Praised be Darwin! Do Fruit Flies Bust Behe?
Jerry Coyne is leading the Darwin Tabernacle Choir in expressions of gratitude and relief for a new article in Science that supposedly knocks down the implications of Michael Behe's current review essay in Quarterly Review of Biology. The Science article seeks to show with what amazing rapidity scads of new genes may arise and become essential to an organism ("New genes in Drosophila quickly become essential"). The evidence is from fruit flies. Two species, D. willistoni and D. melanogaster, diverged starting about 35 million years ago. By comparing genomes, Coyne summarizes exultantly, researchers Manyuan Long et al. showed how "new genetic information can arise quickly, at least on an evolutionary timescale."
Fruit flies are a cherished subject of such investigations because of their rapid reproduction, going from birth to death in thirty days. This avoids the uncomfortable problems posed by, say, whales. With their far slower maturation and smaller populations, whales succeeded in accumulating all the tens of thousands of wildly prohibitive and interdependent engineering modifications entailed in the transition from land-based ancestor to fully equipped sea creature. Under the Darwinian mythology, they accomplished this feat through blind, undirected searching of evolutionary pathways, all in a twinkling of as little as 10 million years.
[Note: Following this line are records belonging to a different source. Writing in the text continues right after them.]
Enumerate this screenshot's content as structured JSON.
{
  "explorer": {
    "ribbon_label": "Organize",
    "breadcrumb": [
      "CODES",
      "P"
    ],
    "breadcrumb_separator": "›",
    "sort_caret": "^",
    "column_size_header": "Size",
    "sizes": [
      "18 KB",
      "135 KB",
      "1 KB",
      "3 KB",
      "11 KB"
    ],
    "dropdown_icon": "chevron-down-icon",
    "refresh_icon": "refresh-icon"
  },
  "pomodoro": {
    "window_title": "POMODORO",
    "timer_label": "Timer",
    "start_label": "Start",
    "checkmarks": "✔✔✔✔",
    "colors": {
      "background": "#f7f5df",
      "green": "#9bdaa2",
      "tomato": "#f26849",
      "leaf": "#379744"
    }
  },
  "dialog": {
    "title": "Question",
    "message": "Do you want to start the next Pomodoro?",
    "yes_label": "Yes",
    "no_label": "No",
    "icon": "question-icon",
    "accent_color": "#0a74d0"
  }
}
Fruit flies are supposed to show us how quickly evolution is accomplished. Perhaps it depends on what you picture when you hear the word "evolution." For all Drosophila's history of hyperactively cycling lifetimes, providing near limitless fodder for natural selection to do its work, for all the new "essential" genes, the upshot of the article may be summarized as follows: 35 million years later, it's still a fruit fly.